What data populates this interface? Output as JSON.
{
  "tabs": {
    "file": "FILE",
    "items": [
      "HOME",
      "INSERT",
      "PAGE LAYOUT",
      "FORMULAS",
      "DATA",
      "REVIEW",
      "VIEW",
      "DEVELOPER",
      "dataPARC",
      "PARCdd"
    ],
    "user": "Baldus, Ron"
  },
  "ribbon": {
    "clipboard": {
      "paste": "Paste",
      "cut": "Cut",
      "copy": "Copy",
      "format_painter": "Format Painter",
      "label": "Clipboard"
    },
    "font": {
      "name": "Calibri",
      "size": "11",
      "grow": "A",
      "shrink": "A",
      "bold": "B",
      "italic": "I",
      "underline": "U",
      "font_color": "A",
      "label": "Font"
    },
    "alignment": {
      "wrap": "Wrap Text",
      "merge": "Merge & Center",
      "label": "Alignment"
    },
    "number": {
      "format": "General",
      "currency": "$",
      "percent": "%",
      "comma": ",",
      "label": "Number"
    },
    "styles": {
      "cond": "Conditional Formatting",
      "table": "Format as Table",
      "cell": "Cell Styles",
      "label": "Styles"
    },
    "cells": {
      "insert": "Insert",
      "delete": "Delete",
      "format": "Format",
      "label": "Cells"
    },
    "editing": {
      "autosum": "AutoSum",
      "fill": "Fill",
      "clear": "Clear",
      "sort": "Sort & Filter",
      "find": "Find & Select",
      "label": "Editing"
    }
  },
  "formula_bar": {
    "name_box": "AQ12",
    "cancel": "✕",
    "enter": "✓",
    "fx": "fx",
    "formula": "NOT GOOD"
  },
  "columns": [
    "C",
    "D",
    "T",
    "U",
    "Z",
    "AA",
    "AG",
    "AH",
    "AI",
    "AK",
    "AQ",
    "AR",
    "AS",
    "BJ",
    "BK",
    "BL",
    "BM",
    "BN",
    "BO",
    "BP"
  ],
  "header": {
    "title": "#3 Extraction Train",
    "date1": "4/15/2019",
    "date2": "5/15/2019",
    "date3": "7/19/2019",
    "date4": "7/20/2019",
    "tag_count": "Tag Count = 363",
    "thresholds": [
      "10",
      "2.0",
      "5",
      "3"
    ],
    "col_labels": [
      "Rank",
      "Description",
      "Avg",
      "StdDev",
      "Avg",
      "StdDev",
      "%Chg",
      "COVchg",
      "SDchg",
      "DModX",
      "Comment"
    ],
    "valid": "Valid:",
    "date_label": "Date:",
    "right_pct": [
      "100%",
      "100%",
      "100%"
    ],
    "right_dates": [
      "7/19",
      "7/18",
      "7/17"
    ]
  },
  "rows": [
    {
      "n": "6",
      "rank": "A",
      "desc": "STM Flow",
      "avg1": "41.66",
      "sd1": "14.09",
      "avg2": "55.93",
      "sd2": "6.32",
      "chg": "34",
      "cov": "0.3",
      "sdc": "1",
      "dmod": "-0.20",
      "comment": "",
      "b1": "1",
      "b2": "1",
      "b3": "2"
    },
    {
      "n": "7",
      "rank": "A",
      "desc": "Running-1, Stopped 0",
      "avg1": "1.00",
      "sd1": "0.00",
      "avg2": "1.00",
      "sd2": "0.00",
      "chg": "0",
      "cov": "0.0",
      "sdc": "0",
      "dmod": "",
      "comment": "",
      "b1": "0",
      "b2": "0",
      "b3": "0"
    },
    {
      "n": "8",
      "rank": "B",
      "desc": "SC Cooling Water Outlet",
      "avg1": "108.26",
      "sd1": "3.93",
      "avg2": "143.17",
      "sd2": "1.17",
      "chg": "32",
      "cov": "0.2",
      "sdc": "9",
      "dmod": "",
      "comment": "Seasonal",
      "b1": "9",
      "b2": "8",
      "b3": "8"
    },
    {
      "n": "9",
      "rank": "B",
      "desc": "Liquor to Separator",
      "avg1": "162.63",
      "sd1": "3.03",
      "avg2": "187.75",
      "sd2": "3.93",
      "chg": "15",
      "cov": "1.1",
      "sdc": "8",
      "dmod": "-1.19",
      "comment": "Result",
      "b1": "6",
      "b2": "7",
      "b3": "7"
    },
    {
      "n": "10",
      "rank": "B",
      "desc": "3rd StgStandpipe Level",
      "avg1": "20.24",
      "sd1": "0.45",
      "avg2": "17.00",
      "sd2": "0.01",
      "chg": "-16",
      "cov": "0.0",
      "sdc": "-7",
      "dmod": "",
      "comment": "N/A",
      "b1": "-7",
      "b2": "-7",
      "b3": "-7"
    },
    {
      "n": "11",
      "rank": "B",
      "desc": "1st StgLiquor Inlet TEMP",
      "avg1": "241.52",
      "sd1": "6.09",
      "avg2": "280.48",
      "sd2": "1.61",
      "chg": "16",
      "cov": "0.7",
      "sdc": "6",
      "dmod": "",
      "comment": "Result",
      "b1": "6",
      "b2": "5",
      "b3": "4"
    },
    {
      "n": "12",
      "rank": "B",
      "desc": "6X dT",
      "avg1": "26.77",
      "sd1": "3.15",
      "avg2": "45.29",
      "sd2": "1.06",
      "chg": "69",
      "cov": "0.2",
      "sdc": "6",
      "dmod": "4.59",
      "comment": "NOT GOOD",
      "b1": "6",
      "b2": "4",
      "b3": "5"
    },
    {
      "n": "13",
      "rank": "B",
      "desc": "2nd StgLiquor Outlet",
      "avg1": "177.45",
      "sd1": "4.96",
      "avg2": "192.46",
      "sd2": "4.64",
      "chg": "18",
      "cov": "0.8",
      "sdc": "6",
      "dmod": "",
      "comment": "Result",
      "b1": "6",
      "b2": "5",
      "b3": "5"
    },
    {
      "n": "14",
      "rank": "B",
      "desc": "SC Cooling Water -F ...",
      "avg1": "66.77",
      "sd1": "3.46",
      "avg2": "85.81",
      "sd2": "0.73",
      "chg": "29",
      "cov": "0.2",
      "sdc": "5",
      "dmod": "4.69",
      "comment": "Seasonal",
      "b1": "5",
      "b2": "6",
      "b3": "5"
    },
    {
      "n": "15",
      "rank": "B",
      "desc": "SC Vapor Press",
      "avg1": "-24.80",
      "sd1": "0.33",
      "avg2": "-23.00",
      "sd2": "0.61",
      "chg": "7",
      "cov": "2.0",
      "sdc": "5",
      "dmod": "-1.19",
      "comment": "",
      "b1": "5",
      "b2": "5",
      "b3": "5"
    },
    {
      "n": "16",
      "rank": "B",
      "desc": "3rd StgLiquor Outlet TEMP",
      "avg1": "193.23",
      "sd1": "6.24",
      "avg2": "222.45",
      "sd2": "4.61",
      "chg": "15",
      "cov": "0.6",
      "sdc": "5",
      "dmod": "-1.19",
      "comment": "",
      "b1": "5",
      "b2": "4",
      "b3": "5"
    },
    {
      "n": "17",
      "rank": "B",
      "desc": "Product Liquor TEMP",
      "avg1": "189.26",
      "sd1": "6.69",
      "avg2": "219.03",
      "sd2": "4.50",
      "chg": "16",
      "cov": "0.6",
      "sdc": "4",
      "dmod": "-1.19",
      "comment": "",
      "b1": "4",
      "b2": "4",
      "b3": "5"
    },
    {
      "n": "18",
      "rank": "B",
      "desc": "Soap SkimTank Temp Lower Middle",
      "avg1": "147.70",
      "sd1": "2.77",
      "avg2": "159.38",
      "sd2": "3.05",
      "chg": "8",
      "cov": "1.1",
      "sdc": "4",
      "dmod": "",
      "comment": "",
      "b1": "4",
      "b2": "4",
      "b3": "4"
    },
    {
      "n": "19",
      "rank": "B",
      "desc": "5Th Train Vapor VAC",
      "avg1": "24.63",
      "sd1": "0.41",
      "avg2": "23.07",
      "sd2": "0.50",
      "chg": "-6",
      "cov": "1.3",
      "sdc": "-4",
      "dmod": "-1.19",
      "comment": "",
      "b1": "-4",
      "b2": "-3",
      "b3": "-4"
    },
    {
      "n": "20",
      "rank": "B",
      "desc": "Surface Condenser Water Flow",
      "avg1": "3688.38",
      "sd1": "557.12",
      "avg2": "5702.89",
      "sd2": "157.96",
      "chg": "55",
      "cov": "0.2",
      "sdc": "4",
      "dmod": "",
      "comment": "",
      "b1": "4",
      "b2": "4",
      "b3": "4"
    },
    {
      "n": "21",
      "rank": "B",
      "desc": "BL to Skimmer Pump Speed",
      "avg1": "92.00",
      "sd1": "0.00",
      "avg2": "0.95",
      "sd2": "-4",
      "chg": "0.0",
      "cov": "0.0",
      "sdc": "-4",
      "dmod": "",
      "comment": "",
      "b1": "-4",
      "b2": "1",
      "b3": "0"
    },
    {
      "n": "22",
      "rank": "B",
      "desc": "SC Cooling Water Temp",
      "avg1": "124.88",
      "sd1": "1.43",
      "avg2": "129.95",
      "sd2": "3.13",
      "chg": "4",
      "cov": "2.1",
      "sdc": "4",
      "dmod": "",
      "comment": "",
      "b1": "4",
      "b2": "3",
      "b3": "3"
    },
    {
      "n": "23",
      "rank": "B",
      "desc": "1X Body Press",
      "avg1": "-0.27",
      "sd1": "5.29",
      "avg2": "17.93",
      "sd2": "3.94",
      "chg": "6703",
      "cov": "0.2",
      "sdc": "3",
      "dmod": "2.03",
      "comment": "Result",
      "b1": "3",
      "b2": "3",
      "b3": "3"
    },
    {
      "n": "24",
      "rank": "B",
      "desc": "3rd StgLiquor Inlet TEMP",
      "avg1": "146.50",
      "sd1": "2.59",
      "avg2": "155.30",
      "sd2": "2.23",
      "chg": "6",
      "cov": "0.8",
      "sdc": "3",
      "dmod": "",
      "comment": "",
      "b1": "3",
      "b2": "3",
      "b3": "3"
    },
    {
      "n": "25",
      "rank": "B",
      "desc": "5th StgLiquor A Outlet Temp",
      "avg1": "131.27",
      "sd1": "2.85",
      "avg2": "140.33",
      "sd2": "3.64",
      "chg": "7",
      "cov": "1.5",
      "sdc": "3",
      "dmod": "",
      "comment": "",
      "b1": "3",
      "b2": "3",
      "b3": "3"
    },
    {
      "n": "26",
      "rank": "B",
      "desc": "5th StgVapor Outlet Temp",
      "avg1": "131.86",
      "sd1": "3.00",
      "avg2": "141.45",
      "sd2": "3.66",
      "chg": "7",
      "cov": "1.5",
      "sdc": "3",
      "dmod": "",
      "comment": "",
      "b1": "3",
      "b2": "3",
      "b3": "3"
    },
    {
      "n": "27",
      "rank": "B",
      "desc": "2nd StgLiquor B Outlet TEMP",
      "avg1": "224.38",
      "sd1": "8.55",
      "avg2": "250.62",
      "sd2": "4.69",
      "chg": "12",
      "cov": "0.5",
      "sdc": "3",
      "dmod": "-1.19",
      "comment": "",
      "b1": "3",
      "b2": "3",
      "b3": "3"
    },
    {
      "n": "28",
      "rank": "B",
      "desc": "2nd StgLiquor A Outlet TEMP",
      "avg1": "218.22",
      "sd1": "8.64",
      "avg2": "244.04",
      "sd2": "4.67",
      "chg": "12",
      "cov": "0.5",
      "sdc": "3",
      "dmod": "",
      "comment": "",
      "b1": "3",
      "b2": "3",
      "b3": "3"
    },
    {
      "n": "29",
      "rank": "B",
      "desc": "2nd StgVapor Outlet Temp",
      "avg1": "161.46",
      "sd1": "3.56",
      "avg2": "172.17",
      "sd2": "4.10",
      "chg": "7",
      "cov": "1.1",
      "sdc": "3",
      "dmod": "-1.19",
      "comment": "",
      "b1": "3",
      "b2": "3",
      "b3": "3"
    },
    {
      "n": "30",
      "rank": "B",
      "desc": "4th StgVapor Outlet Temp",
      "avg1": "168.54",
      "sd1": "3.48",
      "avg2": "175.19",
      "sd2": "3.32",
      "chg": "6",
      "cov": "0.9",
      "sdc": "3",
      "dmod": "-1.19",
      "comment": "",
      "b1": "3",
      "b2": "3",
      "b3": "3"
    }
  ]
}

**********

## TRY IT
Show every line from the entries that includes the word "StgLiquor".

## WRITTEN SOLUTION
      "desc": "1st StgLiquor Inlet TEMP",
      "desc": "2nd StgLiquor Outlet",
      "desc": "3rd StgLiquor Outlet TEMP",
      "desc": "3rd StgLiquor Inlet TEMP",
      "desc": "5th StgLiquor A Outlet Temp",
      "desc": "2nd StgLiquor B Outlet TEMP",
      "desc": "2nd StgLiquor A Outlet TEMP",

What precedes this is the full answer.